Despite decades of progress, the latest figures suggest that gender inequality persists. Causes include the sex stereotyping of occupations and the lack of part-time jobs at a senior level
Eighty years ago the courts held that it was unlawful and ‘eccentric’ for a London Borough to pay the same to men and women for the same work. Since then we have come a long way. The Equal Pay Act 1970 made it unlawful to pay men and women differently for broadly similar work or for work rated as equivalent under a job evaluation scheme and, after changes in 1983, to pay them differently for work of equal value.
Nevertheless, the latest figures suggest that gender inequality persists. For those working full-time, women’s hourly earnings were 17% less than men’s on average in April 2006. The Equal Opportunities Commission (EOC) calculates that this translates into a loss of around £330,000 over a woman’s working life.
The gender pay gap was 29% thirty years ago and so at this snail’s pace the gap will not be closed for at least a generation. This has led to much metaphorical hand wringing: three reports to government in the last five years alone into the causes of gender inequality, along with copious academic research. The causes highlighted include the sex stereotyping of occupations, the lack of part-time jobs at senior levels, the long hours culture in many organisations and the limitations of the equal pay legislation. This legislation is individualistic. Class actions are not permitted unlike in the US and the equal value procedure is expensive and time consuming, so, in effect, to bring a case individuals must be supported by their union or no-win-no-fee lawyers.
This has been happening, principally in local government and the National Health Service. The number of equal pay claims lodged has mushroomed – from 6,586 in 2000-01 to 17,268 in 2005-6. Moreover, equal pay judgments from the appellate courts and the European Court of Justice (ECJ) continue apace, often muddying the waters further. The most recent is the ECJ’s decision in Cadman v Health & Safety Executive on seniority-based pay systems which, it was held, can be challenged where there are ‘serious doubts’ as to their appropriateness. This is likely to give rise to yet more jurisprudence delineating what comprises ‘serious doubts’.
So how can prudent employers guard against the increasing numbers of equal pay claims, bearing in mind that a successful claimant may receive back pay for six years (five in Scotland)? They should ensure that there is a structured pay system, preferably one based on an analytical job evaluation scheme designed with equal pay principles in mind and that an employee’s pay increase does not depend on the discretion of a single manager. They should also examine high-risk areas such as starting salaries, bonus payments, performance-related pay and seniority-based pay systems. From time to time, they should also make spot checks and, if these reveal potential problems, carry out a full equal pay audit.
The EOC recommends a five-step equal pay review or audit, as set out in the Code of Practice.

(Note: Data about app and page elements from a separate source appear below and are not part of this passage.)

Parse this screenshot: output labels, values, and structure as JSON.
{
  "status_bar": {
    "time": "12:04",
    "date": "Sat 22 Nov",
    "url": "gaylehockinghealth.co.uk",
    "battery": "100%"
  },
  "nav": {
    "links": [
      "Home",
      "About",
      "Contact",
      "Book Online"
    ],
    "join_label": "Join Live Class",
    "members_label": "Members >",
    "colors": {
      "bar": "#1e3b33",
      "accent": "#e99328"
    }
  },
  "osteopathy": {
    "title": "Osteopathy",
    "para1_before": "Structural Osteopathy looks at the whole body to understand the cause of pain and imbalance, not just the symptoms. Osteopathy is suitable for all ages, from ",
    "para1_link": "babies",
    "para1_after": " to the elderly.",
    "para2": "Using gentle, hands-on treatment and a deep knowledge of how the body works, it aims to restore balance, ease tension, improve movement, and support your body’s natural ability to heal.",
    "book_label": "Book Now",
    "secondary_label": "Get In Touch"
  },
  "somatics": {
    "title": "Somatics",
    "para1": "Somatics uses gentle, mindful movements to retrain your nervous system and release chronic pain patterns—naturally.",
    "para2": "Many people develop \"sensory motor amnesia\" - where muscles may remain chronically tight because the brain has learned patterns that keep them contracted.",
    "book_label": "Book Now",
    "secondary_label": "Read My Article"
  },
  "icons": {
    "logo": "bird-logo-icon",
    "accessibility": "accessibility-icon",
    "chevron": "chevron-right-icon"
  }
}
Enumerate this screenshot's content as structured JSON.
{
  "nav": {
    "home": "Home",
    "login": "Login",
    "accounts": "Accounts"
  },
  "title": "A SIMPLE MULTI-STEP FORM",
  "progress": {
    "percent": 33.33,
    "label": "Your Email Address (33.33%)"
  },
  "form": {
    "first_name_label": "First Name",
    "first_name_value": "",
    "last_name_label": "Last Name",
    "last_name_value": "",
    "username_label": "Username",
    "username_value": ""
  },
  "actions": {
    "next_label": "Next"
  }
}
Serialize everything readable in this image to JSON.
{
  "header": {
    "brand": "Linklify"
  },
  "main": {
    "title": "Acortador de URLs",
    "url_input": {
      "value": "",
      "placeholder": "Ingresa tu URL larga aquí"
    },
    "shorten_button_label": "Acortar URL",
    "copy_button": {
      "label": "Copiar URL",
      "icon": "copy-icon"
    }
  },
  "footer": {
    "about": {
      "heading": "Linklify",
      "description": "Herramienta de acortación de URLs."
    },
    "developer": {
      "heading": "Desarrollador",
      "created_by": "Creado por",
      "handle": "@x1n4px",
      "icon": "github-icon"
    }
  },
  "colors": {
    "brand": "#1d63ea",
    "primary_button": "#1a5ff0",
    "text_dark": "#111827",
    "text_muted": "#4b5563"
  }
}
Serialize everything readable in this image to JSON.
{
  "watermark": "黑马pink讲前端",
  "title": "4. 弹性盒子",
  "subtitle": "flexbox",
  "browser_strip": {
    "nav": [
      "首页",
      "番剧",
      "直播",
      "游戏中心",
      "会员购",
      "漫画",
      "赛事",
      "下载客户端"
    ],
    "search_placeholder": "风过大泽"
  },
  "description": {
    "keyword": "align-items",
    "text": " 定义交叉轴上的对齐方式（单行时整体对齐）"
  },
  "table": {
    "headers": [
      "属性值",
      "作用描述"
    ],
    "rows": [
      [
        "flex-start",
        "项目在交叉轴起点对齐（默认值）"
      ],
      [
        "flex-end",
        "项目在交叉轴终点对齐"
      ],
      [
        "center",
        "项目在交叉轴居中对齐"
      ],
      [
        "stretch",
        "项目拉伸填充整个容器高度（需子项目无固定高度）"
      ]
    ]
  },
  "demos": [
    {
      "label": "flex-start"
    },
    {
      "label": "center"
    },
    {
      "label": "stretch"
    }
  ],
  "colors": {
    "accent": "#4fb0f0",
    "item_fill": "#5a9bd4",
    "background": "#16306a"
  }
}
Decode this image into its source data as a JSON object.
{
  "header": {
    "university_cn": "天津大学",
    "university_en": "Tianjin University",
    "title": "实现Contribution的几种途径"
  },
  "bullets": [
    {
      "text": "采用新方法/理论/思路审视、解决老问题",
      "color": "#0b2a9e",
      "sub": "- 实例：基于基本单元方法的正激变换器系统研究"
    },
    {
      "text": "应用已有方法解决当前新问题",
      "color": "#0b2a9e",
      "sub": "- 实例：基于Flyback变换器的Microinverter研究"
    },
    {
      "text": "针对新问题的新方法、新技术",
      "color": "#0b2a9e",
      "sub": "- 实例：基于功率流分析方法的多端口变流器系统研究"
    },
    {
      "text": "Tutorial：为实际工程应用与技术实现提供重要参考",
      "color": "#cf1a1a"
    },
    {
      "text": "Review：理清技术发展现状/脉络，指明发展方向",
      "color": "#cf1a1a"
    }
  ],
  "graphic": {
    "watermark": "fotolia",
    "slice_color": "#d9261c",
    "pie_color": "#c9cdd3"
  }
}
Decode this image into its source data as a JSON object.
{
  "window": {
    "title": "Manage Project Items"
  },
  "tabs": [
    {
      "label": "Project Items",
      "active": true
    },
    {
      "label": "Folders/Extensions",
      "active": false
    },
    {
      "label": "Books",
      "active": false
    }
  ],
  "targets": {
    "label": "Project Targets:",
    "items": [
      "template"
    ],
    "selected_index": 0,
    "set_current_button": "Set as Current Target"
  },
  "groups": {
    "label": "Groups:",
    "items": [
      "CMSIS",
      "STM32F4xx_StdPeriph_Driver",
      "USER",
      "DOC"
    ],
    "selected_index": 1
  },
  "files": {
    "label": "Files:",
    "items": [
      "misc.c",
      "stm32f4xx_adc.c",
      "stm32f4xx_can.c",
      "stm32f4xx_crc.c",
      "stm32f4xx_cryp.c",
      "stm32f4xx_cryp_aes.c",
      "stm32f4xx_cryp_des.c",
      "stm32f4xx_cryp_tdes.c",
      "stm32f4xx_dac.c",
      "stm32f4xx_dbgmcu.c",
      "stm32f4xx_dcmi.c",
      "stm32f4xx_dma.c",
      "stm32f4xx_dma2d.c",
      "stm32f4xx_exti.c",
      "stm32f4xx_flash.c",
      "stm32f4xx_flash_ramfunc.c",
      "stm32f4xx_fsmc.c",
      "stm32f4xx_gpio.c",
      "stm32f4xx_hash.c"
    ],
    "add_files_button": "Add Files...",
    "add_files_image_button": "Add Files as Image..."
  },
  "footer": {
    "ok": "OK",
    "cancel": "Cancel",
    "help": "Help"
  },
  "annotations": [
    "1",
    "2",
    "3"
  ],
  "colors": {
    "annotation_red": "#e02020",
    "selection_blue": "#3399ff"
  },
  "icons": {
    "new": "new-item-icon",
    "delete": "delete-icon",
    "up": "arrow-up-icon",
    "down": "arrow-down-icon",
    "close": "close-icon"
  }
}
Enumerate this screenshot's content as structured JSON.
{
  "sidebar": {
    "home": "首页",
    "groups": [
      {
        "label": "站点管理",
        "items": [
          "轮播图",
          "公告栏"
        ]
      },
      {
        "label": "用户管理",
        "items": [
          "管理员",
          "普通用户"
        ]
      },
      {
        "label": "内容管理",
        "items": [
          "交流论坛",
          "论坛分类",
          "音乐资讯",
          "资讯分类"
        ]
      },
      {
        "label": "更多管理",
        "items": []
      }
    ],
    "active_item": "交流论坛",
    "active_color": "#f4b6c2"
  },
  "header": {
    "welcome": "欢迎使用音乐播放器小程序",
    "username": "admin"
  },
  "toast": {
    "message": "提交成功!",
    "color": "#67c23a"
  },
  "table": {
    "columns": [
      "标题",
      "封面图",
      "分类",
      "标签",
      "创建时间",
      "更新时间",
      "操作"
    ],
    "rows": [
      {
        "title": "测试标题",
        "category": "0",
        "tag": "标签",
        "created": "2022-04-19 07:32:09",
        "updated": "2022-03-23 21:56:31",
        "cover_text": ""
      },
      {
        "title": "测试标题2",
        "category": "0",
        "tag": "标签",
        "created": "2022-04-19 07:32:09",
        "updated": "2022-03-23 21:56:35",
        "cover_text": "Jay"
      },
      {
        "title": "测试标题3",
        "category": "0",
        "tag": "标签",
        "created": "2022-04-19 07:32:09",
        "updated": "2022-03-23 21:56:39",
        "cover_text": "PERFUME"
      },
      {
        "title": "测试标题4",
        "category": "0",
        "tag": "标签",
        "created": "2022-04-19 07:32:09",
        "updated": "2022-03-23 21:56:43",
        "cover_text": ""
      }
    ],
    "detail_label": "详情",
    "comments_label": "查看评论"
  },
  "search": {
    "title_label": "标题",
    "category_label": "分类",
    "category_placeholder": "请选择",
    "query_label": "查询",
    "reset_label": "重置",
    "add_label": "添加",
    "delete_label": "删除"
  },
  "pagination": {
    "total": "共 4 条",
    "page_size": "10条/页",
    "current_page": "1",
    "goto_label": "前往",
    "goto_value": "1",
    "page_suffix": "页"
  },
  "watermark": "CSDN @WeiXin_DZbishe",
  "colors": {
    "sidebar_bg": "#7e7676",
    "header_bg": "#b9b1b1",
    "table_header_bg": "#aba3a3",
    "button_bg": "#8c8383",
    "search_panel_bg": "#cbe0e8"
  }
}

This involves collecting data to establish the causes of any significant pay gaps and developing an equal pay action plan and monitoring process. Equal pay audits, however, are time consuming and most private sector employers have not undertaken them, but this may change soon.
A ‘gender equality duty’ comes into force in April 2007. This will apply both to public bodies and to private sector and voluntary/charity organisations that tender for contracts with public sector authorities to provide services and goods (even stationery or room hire). The duty requires organisations actively to promote gender pay equality which, the EOC argues, can best be fulfilled by an equal pay audit. So, although there will be no legal compulsion for private sector employers to carry out an equal pay audit (nor is there likely to be in the foreseeable future), in practice many more than now will probably do so.
In short, we have come a long way in the last eighty years, but there is further to go.
• Susan Corby, reader in employment relations, University of Greenwich